--- START ---
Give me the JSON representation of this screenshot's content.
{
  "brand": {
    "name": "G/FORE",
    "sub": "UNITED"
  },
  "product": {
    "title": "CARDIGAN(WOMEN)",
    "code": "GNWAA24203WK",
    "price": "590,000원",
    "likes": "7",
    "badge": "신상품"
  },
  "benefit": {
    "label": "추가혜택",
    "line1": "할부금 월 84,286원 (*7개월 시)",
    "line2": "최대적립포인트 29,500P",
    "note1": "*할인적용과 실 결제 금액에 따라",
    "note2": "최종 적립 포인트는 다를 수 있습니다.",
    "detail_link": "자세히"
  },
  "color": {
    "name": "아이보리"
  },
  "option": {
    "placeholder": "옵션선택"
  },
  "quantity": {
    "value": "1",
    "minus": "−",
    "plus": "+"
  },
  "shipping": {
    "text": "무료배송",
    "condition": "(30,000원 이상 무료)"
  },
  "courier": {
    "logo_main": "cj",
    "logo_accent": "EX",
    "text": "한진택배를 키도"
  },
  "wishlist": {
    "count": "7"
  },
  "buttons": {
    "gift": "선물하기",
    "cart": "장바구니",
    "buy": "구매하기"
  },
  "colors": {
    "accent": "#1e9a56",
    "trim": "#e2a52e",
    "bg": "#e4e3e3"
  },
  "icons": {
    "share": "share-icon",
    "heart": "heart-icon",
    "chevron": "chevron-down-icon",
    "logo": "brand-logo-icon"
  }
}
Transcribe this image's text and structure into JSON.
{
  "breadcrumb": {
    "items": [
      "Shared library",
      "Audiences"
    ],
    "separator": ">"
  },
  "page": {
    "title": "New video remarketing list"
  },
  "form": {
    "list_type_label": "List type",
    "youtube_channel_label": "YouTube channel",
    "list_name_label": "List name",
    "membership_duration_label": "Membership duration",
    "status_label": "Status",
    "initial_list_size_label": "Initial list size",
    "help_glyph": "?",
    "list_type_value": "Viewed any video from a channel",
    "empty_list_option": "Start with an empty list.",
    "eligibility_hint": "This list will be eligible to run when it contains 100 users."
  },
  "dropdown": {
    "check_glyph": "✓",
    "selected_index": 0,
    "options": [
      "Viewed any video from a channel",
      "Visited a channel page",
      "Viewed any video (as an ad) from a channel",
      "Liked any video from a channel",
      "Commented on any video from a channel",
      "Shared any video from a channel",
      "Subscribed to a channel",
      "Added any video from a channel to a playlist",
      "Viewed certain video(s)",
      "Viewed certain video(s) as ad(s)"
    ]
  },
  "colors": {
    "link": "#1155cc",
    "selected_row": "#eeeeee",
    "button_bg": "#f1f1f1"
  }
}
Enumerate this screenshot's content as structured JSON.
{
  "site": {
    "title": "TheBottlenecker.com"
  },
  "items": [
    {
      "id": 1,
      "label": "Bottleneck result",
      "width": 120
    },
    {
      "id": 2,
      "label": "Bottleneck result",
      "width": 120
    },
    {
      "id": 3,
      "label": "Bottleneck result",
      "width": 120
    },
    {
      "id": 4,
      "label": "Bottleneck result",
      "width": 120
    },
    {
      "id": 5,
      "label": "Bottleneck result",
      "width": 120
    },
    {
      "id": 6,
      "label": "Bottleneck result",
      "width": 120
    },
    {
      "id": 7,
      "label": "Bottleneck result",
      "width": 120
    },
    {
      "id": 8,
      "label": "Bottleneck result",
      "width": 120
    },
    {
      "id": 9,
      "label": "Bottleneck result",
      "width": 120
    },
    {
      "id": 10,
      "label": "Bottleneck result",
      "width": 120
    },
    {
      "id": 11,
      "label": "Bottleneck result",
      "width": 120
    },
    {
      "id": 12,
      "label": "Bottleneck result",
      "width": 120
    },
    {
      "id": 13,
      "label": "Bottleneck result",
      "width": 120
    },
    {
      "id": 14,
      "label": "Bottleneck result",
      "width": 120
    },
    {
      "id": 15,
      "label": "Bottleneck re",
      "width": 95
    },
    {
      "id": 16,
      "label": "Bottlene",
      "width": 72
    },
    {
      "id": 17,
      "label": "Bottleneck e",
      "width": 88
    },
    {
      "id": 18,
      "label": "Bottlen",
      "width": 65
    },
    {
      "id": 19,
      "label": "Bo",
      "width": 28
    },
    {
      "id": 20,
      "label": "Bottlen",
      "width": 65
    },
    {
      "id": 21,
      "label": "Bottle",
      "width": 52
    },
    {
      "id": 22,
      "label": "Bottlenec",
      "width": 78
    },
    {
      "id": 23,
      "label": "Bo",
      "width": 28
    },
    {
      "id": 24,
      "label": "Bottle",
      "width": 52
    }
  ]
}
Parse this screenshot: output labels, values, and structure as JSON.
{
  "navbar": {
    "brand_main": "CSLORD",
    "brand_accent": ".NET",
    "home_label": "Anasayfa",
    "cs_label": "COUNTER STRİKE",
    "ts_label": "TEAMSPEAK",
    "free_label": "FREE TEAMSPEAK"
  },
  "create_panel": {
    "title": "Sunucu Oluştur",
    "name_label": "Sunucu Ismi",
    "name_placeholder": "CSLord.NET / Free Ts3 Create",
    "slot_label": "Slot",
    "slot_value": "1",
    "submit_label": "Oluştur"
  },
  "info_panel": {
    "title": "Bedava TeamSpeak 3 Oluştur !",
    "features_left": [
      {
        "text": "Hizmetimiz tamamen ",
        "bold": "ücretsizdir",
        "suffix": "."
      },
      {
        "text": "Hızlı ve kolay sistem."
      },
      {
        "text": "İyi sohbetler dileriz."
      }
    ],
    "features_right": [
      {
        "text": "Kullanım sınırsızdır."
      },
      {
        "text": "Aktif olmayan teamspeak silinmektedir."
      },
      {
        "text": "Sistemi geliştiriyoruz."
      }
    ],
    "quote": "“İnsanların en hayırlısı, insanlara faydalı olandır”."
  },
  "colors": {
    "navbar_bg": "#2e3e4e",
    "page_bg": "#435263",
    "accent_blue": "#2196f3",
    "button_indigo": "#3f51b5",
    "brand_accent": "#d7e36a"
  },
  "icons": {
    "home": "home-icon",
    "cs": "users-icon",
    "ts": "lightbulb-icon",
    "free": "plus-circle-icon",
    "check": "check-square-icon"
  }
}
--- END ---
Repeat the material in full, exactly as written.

*ANSWER SECTION:*
Give me the JSON representation of this screenshot's content.
{
  "brand": {
    "name": "G/FORE",
    "sub": "UNITED"
  },
  "product": {
    "title": "CARDIGAN(WOMEN)",
    "code": "GNWAA24203WK",
    "price": "590,000원",
    "likes": "7",
    "badge": "신상품"
  },
  "benefit": {
    "label": "추가혜택",
    "line1": "할부금 월 84,286원 (*7개월 시)",
    "line2": "최대적립포인트 29,500P",
    "note1": "*할인적용과 실 결제 금액에 따라",
    "note2": "최종 적립 포인트는 다를 수 있습니다.",
    "detail_link": "자세히"
  },
  "color": {
    "name": "아이보리"
  },
  "option": {
    "placeholder": "옵션선택"
  },
  "quantity": {
    "value": "1",
    "minus": "−",
    "plus": "+"
  },
  "shipping": {
    "text": "무료배송",
    "condition": "(30,000원 이상 무료)"
  },
  "courier": {
    "logo_main": "cj",
    "logo_accent": "EX",
    "text": "한진택배를 키도"
  },
  "wishlist": {
    "count": "7"
  },
  "buttons": {
    "gift": "선물하기",
    "cart": "장바구니",
    "buy": "구매하기"
  },
  "colors": {
    "accent": "#1e9a56",
    "trim": "#e2a52e",
    "bg": "#e4e3e3"
  },
  "icons": {
    "share": "share-icon",
    "heart": "heart-icon",
    "chevron": "chevron-down-icon",
    "logo": "brand-logo-icon"
  }
}
Transcribe this image's text and structure into JSON.
{
  "breadcrumb": {
    "items": [
      "Shared library",
      "Audiences"
    ],
    "separator": ">"
  },
  "page": {
    "title": "New video remarketing list"
  },
  "form": {
    "list_type_label": "List type",
    "youtube_channel_label": "YouTube channel",
    "list_name_label": "List name",
    "membership_duration_label": "Membership duration",
    "status_label": "Status",
    "initial_list_size_label": "Initial list size",
    "help_glyph": "?",
    "list_type_value": "Viewed any video from a channel",
    "empty_list_option": "Start with an empty list.",
    "eligibility_hint": "This list will be eligible to run when it contains 100 users."
  },
  "dropdown": {
    "check_glyph": "✓",
    "selected_index": 0,
    "options": [
      "Viewed any video from a channel",
      "Visited a channel page",
      "Viewed any video (as an ad) from a channel",
      "Liked any video from a channel",
      "Commented on any video from a channel",
      "Shared any video from a channel",
      "Subscribed to a channel",
      "Added any video from a channel to a playlist",
      "Viewed certain video(s)",
      "Viewed certain video(s) as ad(s)"
    ]
  },
  "colors": {
    "link": "#1155cc",
    "selected_row": "#eeeeee",
    "button_bg": "#f1f1f1"
  }
}
Enumerate this screenshot's content as structured JSON.
{
  "site": {
    "title": "TheBottlenecker.com"
  },
  "items": [
    {
      "id": 1,
      "label": "Bottleneck result",
      "width": 120
    },
    {
      "id": 2,
      "label": "Bottleneck result",
      "width": 120
    },
    {
      "id": 3,
      "label": "Bottleneck result",
      "width": 120
    },
    {
      "id": 4,
      "label": "Bottleneck result",
      "width": 120
    },
    {
      "id": 5,
      "label": "Bottleneck result",
      "width": 120
    },
    {
      "id": 6,
      "label": "Bottleneck result",
      "width": 120
    },
    {
      "id": 7,
      "label": "Bottleneck result",
      "width": 120
    },
    {
      "id": 8,
      "label": "Bottleneck result",
      "width": 120
    },
    {
      "id": 9,
      "label": "Bottleneck result",
      "width": 120
    },
    {
      "id": 10,
      "label": "Bottleneck result",
      "width": 120
    },
    {
      "id": 11,
      "label": "Bottleneck result",
      "width": 120
    },
    {
      "id": 12,
      "label": "Bottleneck result",
      "width": 120
    },
    {
      "id": 13,
      "label": "Bottleneck result",
      "width": 120
    },
    {
      "id": 14,
      "label": "Bottleneck result",
      "width": 120
    },
    {
      "id": 15,
      "label": "Bottleneck re",
      "width": 95
    },
    {
      "id": 16,
      "label": "Bottlene",
      "width": 72
    },
    {
      "id": 17,
      "label": "Bottleneck e",
      "width": 88
    },
    {
      "id": 18,
      "label": "Bottlen",
      "width": 65
    },
    {
      "id": 19,
      "label": "Bo",
      "width": 28
    },
    {
      "id": 20,
      "label": "Bottlen",
      "width": 65
    },
    {
      "id": 21,
      "label": "Bottle",
      "width": 52
    },
    {
      "id": 22,
      "label": "Bottlenec",
      "width": 78
    },
    {
      "id": 23,
      "label": "Bo",
      "width": 28
    },
    {
      "id": 24,
      "label": "Bottle",
      "width": 52
    }
  ]
}
Parse this screenshot: output labels, values, and structure as JSON.
{
  "navbar": {
    "brand_main": "CSLORD",
    "brand_accent": ".NET",
    "home_label": "Anasayfa",
    "cs_label": "COUNTER STRİKE",
    "ts_label": "TEAMSPEAK",
    "free_label": "FREE TEAMSPEAK"
  },
  "create_panel": {
    "title": "Sunucu Oluştur",
    "name_label": "Sunucu Ismi",
    "name_placeholder": "CSLord.NET / Free Ts3 Create",
    "slot_label": "Slot",
    "slot_value": "1",
    "submit_label": "Oluştur"
  },
  "info_panel": {
    "title": "Bedava TeamSpeak 3 Oluştur !",
    "features_left": [
      {
        "text": "Hizmetimiz tamamen ",
        "bold": "ücretsizdir",
        "suffix": "."
      },
      {
        "text": "Hızlı ve kolay sistem."
      },
      {
        "text": "İyi sohbetler dileriz."
      }
    ],
    "features_right": [
      {
        "text": "Kullanım sınırsızdır."
      },
      {
        "text": "Aktif olmayan teamspeak silinmektedir."
      },
      {
        "text": "Sistemi geliştiriyoruz."
      }
    ],
    "quote": "“İnsanların en hayırlısı, insanlara faydalı olandır”."
  },
  "colors": {
    "navbar_bg": "#2e3e4e",
    "page_bg": "#435263",
    "accent_blue": "#2196f3",
    "button_indigo": "#3f51b5",
    "brand_accent": "#d7e36a"
  },
  "icons": {
    "home": "home-icon",
    "cs": "users-icon",
    "ts": "lightbulb-icon",
    "free": "plus-circle-icon",
    "check": "check-square-icon"
  }
}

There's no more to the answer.